CASH-CONSCIOUS residents in the South West are being warned of the risks of burst water pipes if they turn off their heating this winter.
Faced with the continuing cost-of-living crisis, many households are looking to cut back on their energy bills, but doing so may lead to a greater cost burden, an insurance expert has warned.
“Less hot water running through plumbing when temperatures are at their lowest in the coming weeks means pipes could freeze, expand and burst,” said William McCarter, of insurance broker Lycetts.
“The resultant damage to ceilings, walls, carpets or soft furnishings could result in significant claims on building and contents policies to cover expensive repairs.
“This, in turn, is likely to mean a costly hike in future premiums.
“Most insurers will ask for a five-year claim history before providing a new quote and will take this into account when providing terms, so the financial impact on homeowners could be felt for many years to come.”
In addition to the insurance considerations, McCarter has pointed out that burst pipes may also mean significant disruption to day-to-day living. A large loss of water in a loft space, for example, could cause ceilings to collapse, which in some cases may make it necessary to find temporary, alternative accommodation until the property is made safe.

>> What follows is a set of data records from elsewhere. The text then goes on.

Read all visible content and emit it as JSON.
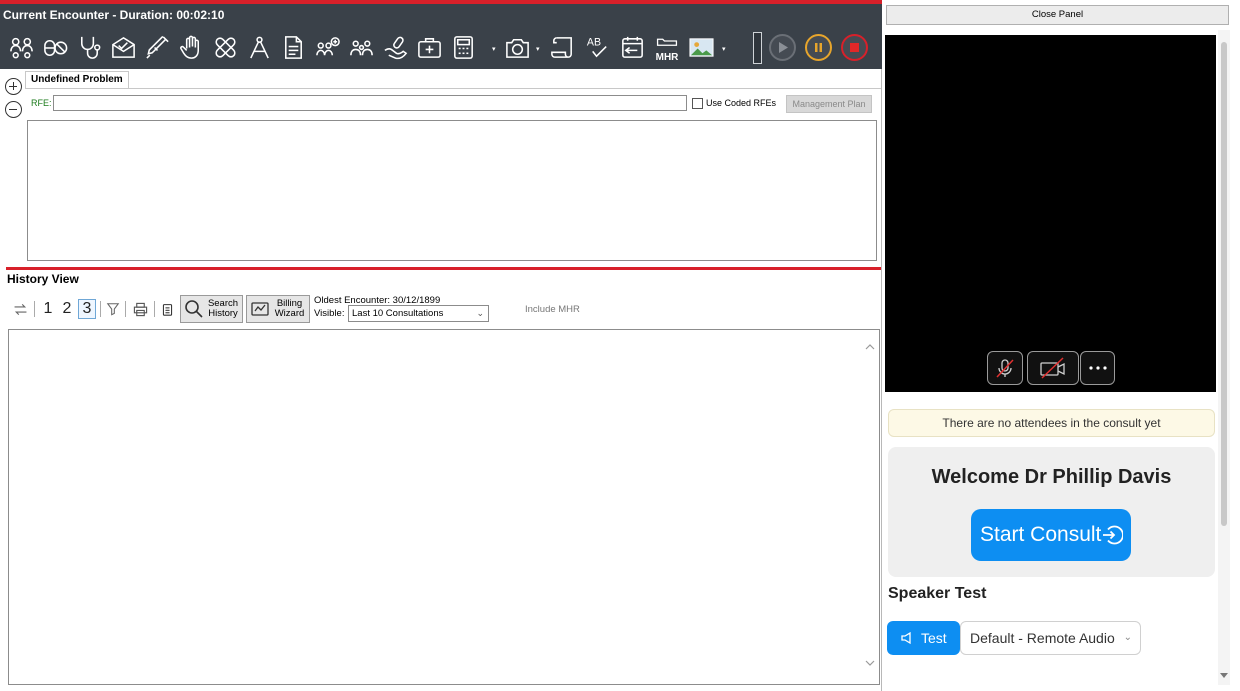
{
  "header": {
    "title": "Current Encounter - Duration: 00:02:10",
    "accent_color": "#d8202a",
    "background": "#3a4149",
    "toolbar": {
      "icons": [
        "people-link-icon",
        "pills-icon",
        "stethoscope-icon",
        "envelope-icon",
        "syringe-icon",
        "hand-icon",
        "bandage-icon",
        "compass-icon",
        "document-icon",
        "family-add-icon",
        "family-icon",
        "hand-pill-icon",
        "medical-kit-icon",
        "calculator-icon",
        "camera-icon",
        "scroll-icon",
        "spellcheck-icon",
        "calendar-back-icon",
        "mhr-icon",
        "image-gallery-icon"
      ],
      "mhr_label": "MHR",
      "spellcheck_label": "AB"
    }
  },
  "problem": {
    "tab_label": "Undefined Problem",
    "rfe_label": "RFE:",
    "rfe_value": "",
    "use_coded_label": "Use Coded RFEs",
    "use_coded_checked": false,
    "management_plan_label": "Management Plan"
  },
  "history": {
    "title": "History View",
    "levels": [
      "1",
      "2",
      "3"
    ],
    "selected_level": "3",
    "search_label_1": "Search",
    "search_label_2": "History",
    "billing_label_1": "Billing",
    "billing_label_2": "Wizard",
    "oldest_encounter": "Oldest Encounter: 30/12/1899",
    "visible_label": "Visible:",
    "visible_value": "Last 10 Consultations",
    "include_mhr": "Include MHR"
  },
  "panel": {
    "close_label": "Close Panel",
    "no_attendees": "There are no attendees in the consult yet",
    "welcome": "Welcome Dr Phillip Davis",
    "start_label": "Start Consult",
    "speaker_title": "Speaker Test",
    "test_label": "Test",
    "audio_device": "Default - Remote Audio",
    "brand_color": "#0d8ef2"
  }
}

“It is important that homeowners consider all risk factors before turning off their heating.
“A short-term money-saving measure could have a long-term financial impact.

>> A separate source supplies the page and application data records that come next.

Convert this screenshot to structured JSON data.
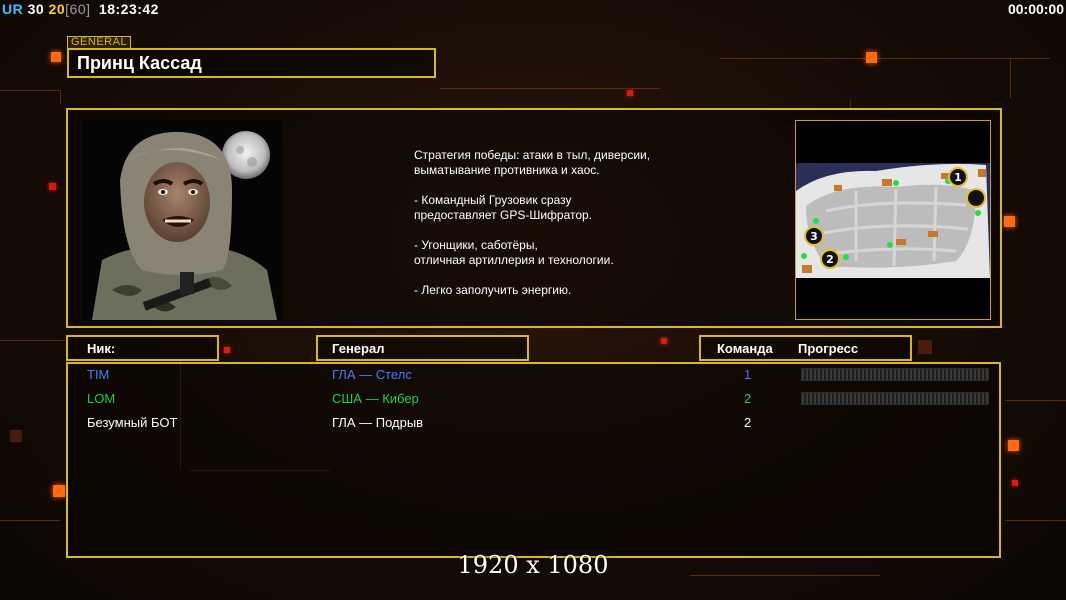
{
  "hud": {
    "ur": "UR",
    "val_a": "30",
    "val_b": "20",
    "val_c": "[60]",
    "clock": "18:23:42",
    "timer": "00:00:00"
  },
  "general": {
    "tag": "GENERAL",
    "name": "Принц Кассад",
    "strategy": "Стратегия победы: атаки в тыл, диверсии,\n выматывание противника и хаос.\n\n- Командный Грузовик сразу\nпредоставляет GPS-Шифратор.\n\n- Угонщики, саботёры,\nотличная артиллерия и технологии.\n\n- Легко заполучить энергию.",
    "map_markers": [
      "1",
      "2",
      "3"
    ]
  },
  "table": {
    "headers": {
      "nick": "Ник:",
      "general": "Генерал",
      "team": "Команда",
      "progress": "Прогресс"
    },
    "rows": [
      {
        "nick": "TIM",
        "general": "ГЛА — Стелс",
        "team": "1",
        "color": "#4a78ff",
        "progress_bar": true
      },
      {
        "nick": "LOM",
        "general": "США — Кибер",
        "team": "2",
        "color": "#20d040",
        "progress_bar": true
      },
      {
        "nick": "Безумный БОТ",
        "general": "ГЛА — Подрыв",
        "team": "2",
        "color": "#ffffff",
        "progress_bar": false
      }
    ]
  },
  "watermark": "1920 x 1080",
  "colors": {
    "accent_gold": "#d8b820",
    "player_blue": "#4a78ff",
    "player_green": "#20d040",
    "highlight_orange": "#ff6a10"
  }
}
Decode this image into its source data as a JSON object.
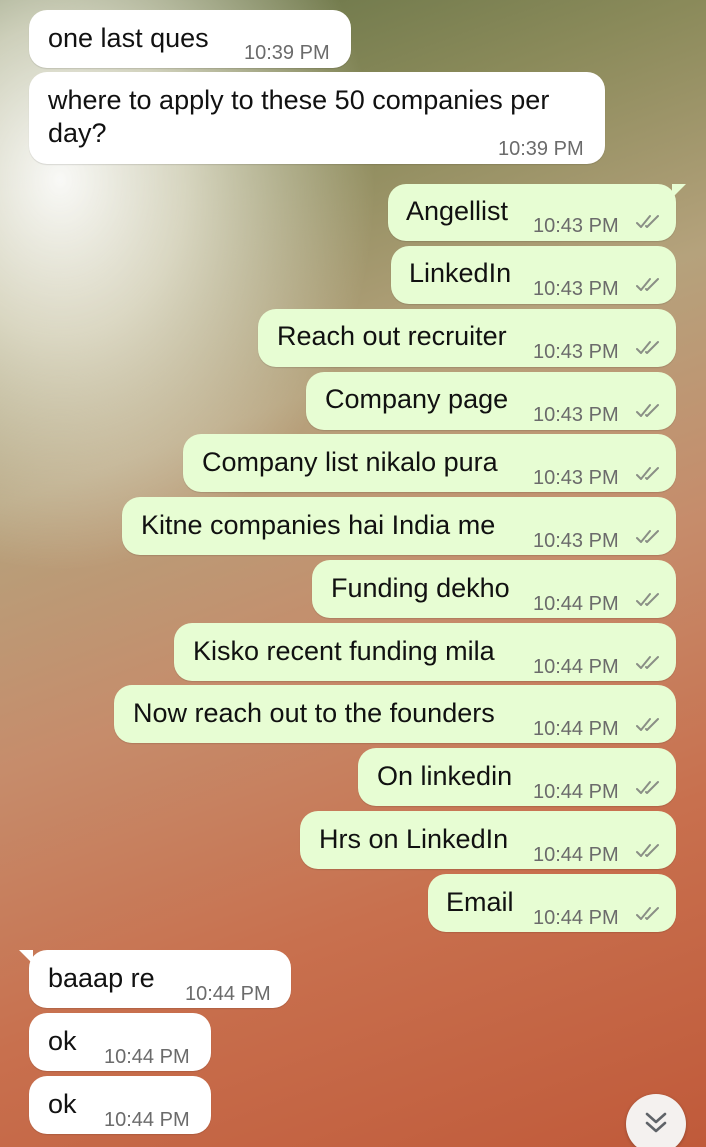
{
  "messages": [
    {
      "text": "one last ques",
      "time": "10:39 PM"
    },
    {
      "text_line1": "where to apply to these 50 companies per",
      "text_line2": "day?",
      "time": "10:39 PM"
    },
    {
      "text": "Angellist",
      "time": "10:43 PM"
    },
    {
      "text": "LinkedIn",
      "time": "10:43 PM"
    },
    {
      "text": "Reach out recruiter",
      "time": "10:43 PM"
    },
    {
      "text": "Company page",
      "time": "10:43 PM"
    },
    {
      "text": "Company list nikalo pura",
      "time": "10:43 PM"
    },
    {
      "text": "Kitne companies hai India me",
      "time": "10:43 PM"
    },
    {
      "text": "Funding dekho",
      "time": "10:44 PM"
    },
    {
      "text": "Kisko recent funding mila",
      "time": "10:44 PM"
    },
    {
      "text": "Now reach out to the founders",
      "time": "10:44 PM"
    },
    {
      "text": "On linkedin",
      "time": "10:44 PM"
    },
    {
      "text": "Hrs on LinkedIn",
      "time": "10:44 PM"
    },
    {
      "text": "Email",
      "time": "10:44 PM"
    },
    {
      "text": "baaap re",
      "time": "10:44 PM"
    },
    {
      "text": "ok",
      "time": "10:44 PM"
    },
    {
      "text": "ok",
      "time": "10:44 PM"
    }
  ],
  "icons": {
    "read_receipt": "double-check-icon",
    "scroll_down": "double-chevron-down-icon"
  },
  "colors": {
    "incoming_bubble": "#ffffff",
    "outgoing_bubble": "#e7fdd3",
    "read_ticks": "#8a8f86"
  }
}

“Prevention is better than cure and the need to make claims could be avoided by ensuring that some simple checks and steps are taken.”
McCarter’s suggestions include keeping thermostats switched on, insulating pipes, repairing any leaking taps, knowing the location of stopcocks in case water supplies need to be turned off in an emergency, and regular boiler checks.
“Water tanks are often located in lofts, and to prevent them, and pipes, from freezing, loft hatches could be opened to allow warm air to circulate.
“It is important to check insurance policy details and, if in any doubt, take advice from an insurance specialist – it could prevent having to spend more at a time when people can ill afford to.”